Data extract: Begin

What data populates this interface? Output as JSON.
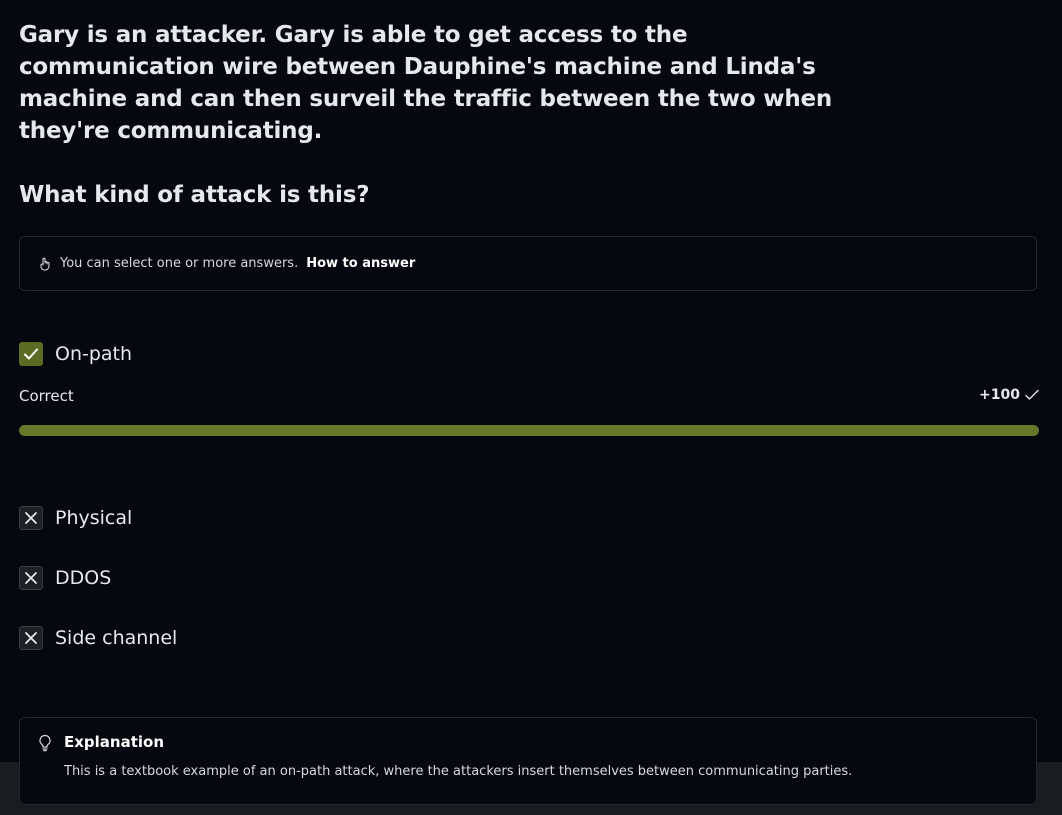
{
  "question": {
    "text": "Gary is an attacker. Gary is able to get access to the communication wire between Dauphine's machine and Linda's machine and can then surveil the traffic between the two when they're communicating.",
    "prompt": "What kind of attack is this?"
  },
  "hint": {
    "text": "You can select one or more answers.",
    "link": "How to answer",
    "icon": "hand-pointer-icon"
  },
  "options": [
    {
      "label": "On-path",
      "state": "selected-correct",
      "icon": "check-icon"
    },
    {
      "label": "Physical",
      "state": "incorrect",
      "icon": "x-icon"
    },
    {
      "label": "DDOS",
      "state": "incorrect",
      "icon": "x-icon"
    },
    {
      "label": "Side channel",
      "state": "incorrect",
      "icon": "x-icon"
    }
  ],
  "result": {
    "label": "Correct",
    "score": "+100",
    "progress_fraction": 1.0
  },
  "explanation": {
    "title": "Explanation",
    "text": "This is a textbook example of an on-path attack, where the attackers insert themselves between communicating parties.",
    "icon": "lightbulb-icon"
  },
  "colors": {
    "background": "#05080e",
    "accent_green": "#68782a",
    "checked_box": "#5b6b24"
  }
}
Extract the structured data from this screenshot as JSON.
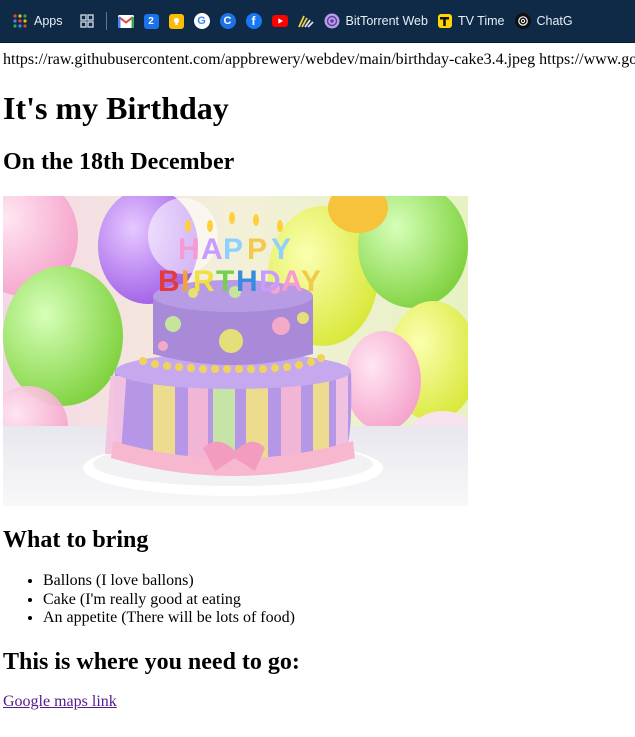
{
  "bookmarks": [
    {
      "label": "Apps",
      "icon": "apps-grid-icon"
    },
    {
      "label": "",
      "icon": "app-launcher-icon"
    },
    {
      "label": "",
      "icon": "gmail-icon"
    },
    {
      "label": "2",
      "icon": "calendar-icon"
    },
    {
      "label": "",
      "icon": "keep-icon"
    },
    {
      "label": "G",
      "icon": "google-icon"
    },
    {
      "label": "C",
      "icon": "c-logo-icon"
    },
    {
      "label": "f",
      "icon": "facebook-icon"
    },
    {
      "label": "",
      "icon": "youtube-icon"
    },
    {
      "label": "",
      "icon": "bars-logo-icon"
    },
    {
      "label": "BitTorrent Web",
      "icon": "bittorrent-icon"
    },
    {
      "label": "TV Time",
      "icon": "tvtime-icon"
    },
    {
      "label": "ChatG",
      "icon": "chatgpt-icon"
    }
  ],
  "page": {
    "url_text": "https://raw.githubusercontent.com/appbrewery/webdev/main/birthday-cake3.4.jpeg https://www.go",
    "title": "It's my Birthday",
    "date_heading": "On the 18th December",
    "image_caption": "HAPPY BIRTHDAY",
    "bring_heading": "What to bring",
    "bring_items": [
      "Ballons (I love ballons)",
      "Cake (I'm really good at eating",
      "An appetite (There will be lots of food)"
    ],
    "where_heading": "This is where you need to go:",
    "maps_link": "Google maps link"
  },
  "colors": {
    "bookmark_bar": "#0e2a47",
    "visited_link": "#551a8b"
  }
}
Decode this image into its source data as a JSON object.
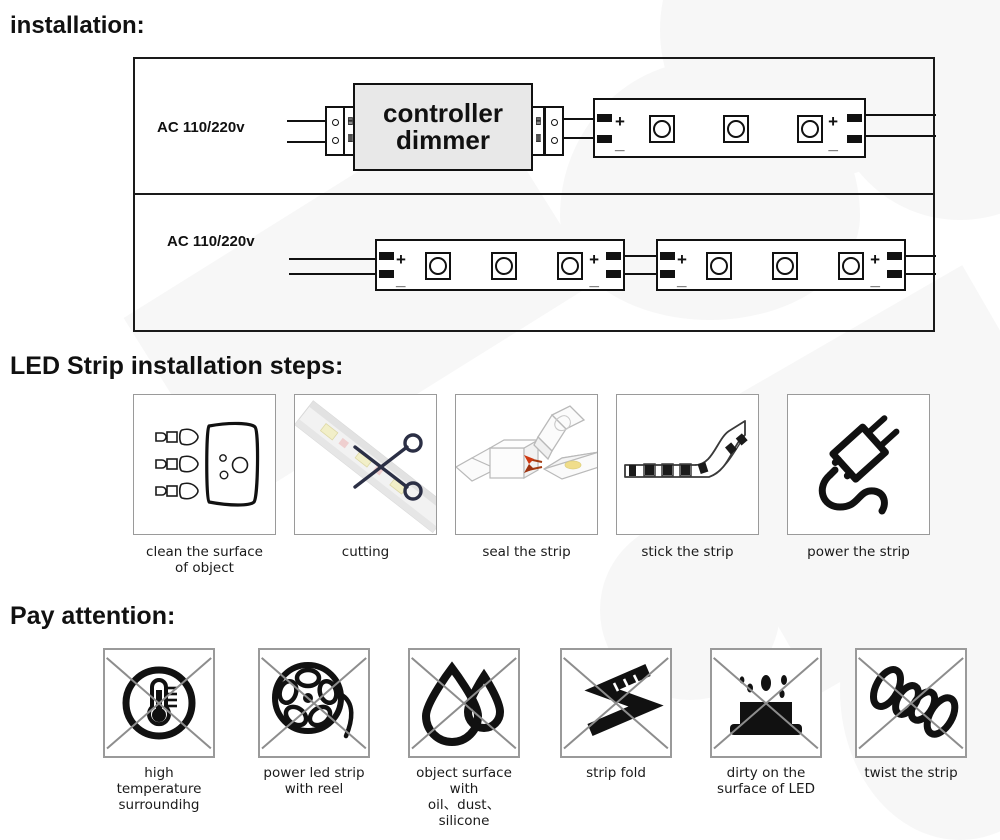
{
  "headings": {
    "installation": "installation:",
    "steps": "LED Strip installation steps:",
    "attention": "Pay attention:"
  },
  "diagram": {
    "row1": {
      "ac_label": "AC 110/220v",
      "controller_line1": "controller",
      "controller_line2": "dimmer",
      "strip_left_plus": "+",
      "strip_left_minus": "_",
      "strip_right_plus": "+",
      "strip_right_minus": "_",
      "led_count": 3
    },
    "row2": {
      "ac_label": "AC 110/220v",
      "strip1_left_plus": "+",
      "strip1_left_minus": "_",
      "strip1_right_plus": "+",
      "strip1_right_minus": "_",
      "strip2_left_plus": "+",
      "strip2_left_minus": "_",
      "strip2_right_plus": "+",
      "strip2_right_minus": "_",
      "led_count": 3
    }
  },
  "steps": [
    {
      "icon": "clean-surface-icon",
      "label": "clean the surface\nof object"
    },
    {
      "icon": "scissors-cutting-icon",
      "label": "cutting"
    },
    {
      "icon": "seal-strip-glue-icon",
      "label": "seal the strip"
    },
    {
      "icon": "stick-strip-icon",
      "label": "stick the strip"
    },
    {
      "icon": "power-plug-icon",
      "label": "power the strip"
    }
  ],
  "warnings": [
    {
      "icon": "thermometer-icon",
      "label": "high temperature\nsurroundihg"
    },
    {
      "icon": "reel-icon",
      "label": "power led strip\nwith reel"
    },
    {
      "icon": "water-droplet-icon",
      "label": "object surface with\noil、dust、silicone"
    },
    {
      "icon": "folded-strip-icon",
      "label": "strip fold"
    },
    {
      "icon": "dirty-led-icon",
      "label": "dirty on the\nsurface of LED"
    },
    {
      "icon": "twisted-strip-icon",
      "label": "twist the strip"
    }
  ],
  "colors": {
    "ink": "#111111",
    "controller_fill": "#e8e8e8",
    "card_border": "#9a9a9a",
    "x_stroke": "#8d8d8d",
    "watermark": "#f7f7f7"
  }
}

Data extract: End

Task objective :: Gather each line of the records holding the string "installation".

Response ::
    "installation": "installation:",
    "steps": "LED Strip installation steps:",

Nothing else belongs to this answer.